- What is being asked
Every entry should appear in your answer exactly as it does here.
▬▬▬▬▬▬▬▬▬▬
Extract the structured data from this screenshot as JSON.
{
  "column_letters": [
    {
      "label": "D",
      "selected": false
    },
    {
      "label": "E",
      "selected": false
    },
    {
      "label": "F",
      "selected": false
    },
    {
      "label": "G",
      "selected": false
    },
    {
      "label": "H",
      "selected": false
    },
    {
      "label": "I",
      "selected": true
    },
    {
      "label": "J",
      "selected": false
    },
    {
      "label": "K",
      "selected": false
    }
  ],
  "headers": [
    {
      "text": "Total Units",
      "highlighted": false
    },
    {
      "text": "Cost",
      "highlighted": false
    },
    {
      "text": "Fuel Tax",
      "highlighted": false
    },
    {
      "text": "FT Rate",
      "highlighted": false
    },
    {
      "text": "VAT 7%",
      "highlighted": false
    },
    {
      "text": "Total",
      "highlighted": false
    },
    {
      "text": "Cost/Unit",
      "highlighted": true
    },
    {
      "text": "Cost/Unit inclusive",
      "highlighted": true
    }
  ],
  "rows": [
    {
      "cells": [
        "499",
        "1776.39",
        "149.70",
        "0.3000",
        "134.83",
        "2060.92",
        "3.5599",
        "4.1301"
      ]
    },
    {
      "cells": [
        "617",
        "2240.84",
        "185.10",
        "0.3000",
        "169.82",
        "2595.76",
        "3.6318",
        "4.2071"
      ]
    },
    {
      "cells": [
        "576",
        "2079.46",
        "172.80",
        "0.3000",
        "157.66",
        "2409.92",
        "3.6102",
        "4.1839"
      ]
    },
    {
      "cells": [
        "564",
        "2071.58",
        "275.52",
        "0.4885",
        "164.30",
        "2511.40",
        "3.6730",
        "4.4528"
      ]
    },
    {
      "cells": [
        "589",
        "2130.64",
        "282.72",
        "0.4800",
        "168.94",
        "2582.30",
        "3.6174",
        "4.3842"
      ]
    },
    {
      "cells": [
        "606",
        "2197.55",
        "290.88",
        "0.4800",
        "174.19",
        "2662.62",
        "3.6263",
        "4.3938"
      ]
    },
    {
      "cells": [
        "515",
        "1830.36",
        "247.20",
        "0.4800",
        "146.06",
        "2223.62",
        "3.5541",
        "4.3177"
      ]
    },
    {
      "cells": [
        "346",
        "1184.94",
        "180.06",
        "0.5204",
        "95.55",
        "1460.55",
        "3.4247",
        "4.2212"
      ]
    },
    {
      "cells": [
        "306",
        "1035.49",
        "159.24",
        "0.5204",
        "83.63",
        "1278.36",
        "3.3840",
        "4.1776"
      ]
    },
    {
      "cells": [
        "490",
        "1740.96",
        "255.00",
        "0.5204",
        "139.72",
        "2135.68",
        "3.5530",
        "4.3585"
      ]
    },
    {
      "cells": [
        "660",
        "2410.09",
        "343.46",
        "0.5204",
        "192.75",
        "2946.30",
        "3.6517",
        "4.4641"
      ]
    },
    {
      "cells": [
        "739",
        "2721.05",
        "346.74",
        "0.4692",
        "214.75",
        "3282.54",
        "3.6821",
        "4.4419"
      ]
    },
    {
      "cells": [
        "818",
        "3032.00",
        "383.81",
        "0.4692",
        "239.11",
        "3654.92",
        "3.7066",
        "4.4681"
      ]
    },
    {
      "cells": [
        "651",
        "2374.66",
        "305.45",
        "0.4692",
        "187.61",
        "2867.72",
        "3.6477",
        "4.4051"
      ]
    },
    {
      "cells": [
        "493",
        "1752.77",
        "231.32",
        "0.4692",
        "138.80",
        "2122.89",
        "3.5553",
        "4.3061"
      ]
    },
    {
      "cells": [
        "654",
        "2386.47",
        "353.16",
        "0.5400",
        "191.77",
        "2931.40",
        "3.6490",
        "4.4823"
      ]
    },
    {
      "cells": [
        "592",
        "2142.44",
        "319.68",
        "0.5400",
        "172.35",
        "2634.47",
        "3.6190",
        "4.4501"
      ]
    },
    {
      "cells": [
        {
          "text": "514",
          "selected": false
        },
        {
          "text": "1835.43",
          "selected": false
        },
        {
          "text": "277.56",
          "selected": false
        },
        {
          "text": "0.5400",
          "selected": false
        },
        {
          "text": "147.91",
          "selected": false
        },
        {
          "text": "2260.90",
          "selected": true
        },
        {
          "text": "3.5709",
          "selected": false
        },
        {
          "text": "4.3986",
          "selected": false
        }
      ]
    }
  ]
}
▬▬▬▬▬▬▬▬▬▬
- Task output
Extract the structured data from this screenshot as JSON.
{
  "column_letters": [
    {
      "label": "D",
      "selected": false
    },
    {
      "label": "E",
      "selected": false
    },
    {
      "label": "F",
      "selected": false
    },
    {
      "label": "G",
      "selected": false
    },
    {
      "label": "H",
      "selected": false
    },
    {
      "label": "I",
      "selected": true
    },
    {
      "label": "J",
      "selected": false
    },
    {
      "label": "K",
      "selected": false
    }
  ],
  "headers": [
    {
      "text": "Total Units",
      "highlighted": false
    },
    {
      "text": "Cost",
      "highlighted": false
    },
    {
      "text": "Fuel Tax",
      "highlighted": false
    },
    {
      "text": "FT Rate",
      "highlighted": false
    },
    {
      "text": "VAT 7%",
      "highlighted": false
    },
    {
      "text": "Total",
      "highlighted": false
    },
    {
      "text": "Cost/Unit",
      "highlighted": true
    },
    {
      "text": "Cost/Unit inclusive",
      "highlighted": true
    }
  ],
  "rows": [
    {
      "cells": [
        "499",
        "1776.39",
        "149.70",
        "0.3000",
        "134.83",
        "2060.92",
        "3.5599",
        "4.1301"
      ]
    },
    {
      "cells": [
        "617",
        "2240.84",
        "185.10",
        "0.3000",
        "169.82",
        "2595.76",
        "3.6318",
        "4.2071"
      ]
    },
    {
      "cells": [
        "576",
        "2079.46",
        "172.80",
        "0.3000",
        "157.66",
        "2409.92",
        "3.6102",
        "4.1839"
      ]
    },
    {
      "cells": [
        "564",
        "2071.58",
        "275.52",
        "0.4885",
        "164.30",
        "2511.40",
        "3.6730",
        "4.4528"
      ]
    },
    {
      "cells": [
        "589",
        "2130.64",
        "282.72",
        "0.4800",
        "168.94",
        "2582.30",
        "3.6174",
        "4.3842"
      ]
    },
    {
      "cells": [
        "606",
        "2197.55",
        "290.88",
        "0.4800",
        "174.19",
        "2662.62",
        "3.6263",
        "4.3938"
      ]
    },
    {
      "cells": [
        "515",
        "1830.36",
        "247.20",
        "0.4800",
        "146.06",
        "2223.62",
        "3.5541",
        "4.3177"
      ]
    },
    {
      "cells": [
        "346",
        "1184.94",
        "180.06",
        "0.5204",
        "95.55",
        "1460.55",
        "3.4247",
        "4.2212"
      ]
    },
    {
      "cells": [
        "306",
        "1035.49",
        "159.24",
        "0.5204",
        "83.63",
        "1278.36",
        "3.3840",
        "4.1776"
      ]
    },
    {
      "cells": [
        "490",
        "1740.96",
        "255.00",
        "0.5204",
        "139.72",
        "2135.68",
        "3.5530",
        "4.3585"
      ]
    },
    {
      "cells": [
        "660",
        "2410.09",
        "343.46",
        "0.5204",
        "192.75",
        "2946.30",
        "3.6517",
        "4.4641"
      ]
    },
    {
      "cells": [
        "739",
        "2721.05",
        "346.74",
        "0.4692",
        "214.75",
        "3282.54",
        "3.6821",
        "4.4419"
      ]
    },
    {
      "cells": [
        "818",
        "3032.00",
        "383.81",
        "0.4692",
        "239.11",
        "3654.92",
        "3.7066",
        "4.4681"
      ]
    },
    {
      "cells": [
        "651",
        "2374.66",
        "305.45",
        "0.4692",
        "187.61",
        "2867.72",
        "3.6477",
        "4.4051"
      ]
    },
    {
      "cells": [
        "493",
        "1752.77",
        "231.32",
        "0.4692",
        "138.80",
        "2122.89",
        "3.5553",
        "4.3061"
      ]
    },
    {
      "cells": [
        "654",
        "2386.47",
        "353.16",
        "0.5400",
        "191.77",
        "2931.40",
        "3.6490",
        "4.4823"
      ]
    },
    {
      "cells": [
        "592",
        "2142.44",
        "319.68",
        "0.5400",
        "172.35",
        "2634.47",
        "3.6190",
        "4.4501"
      ]
    },
    {
      "cells": [
        {
          "text": "514",
          "selected": false
        },
        {
          "text": "1835.43",
          "selected": false
        },
        {
          "text": "277.56",
          "selected": false
        },
        {
          "text": "0.5400",
          "selected": false
        },
        {
          "text": "147.91",
          "selected": false
        },
        {
          "text": "2260.90",
          "selected": true
        },
        {
          "text": "3.5709",
          "selected": false
        },
        {
          "text": "4.3986",
          "selected": false
        }
      ]
    }
  ]
}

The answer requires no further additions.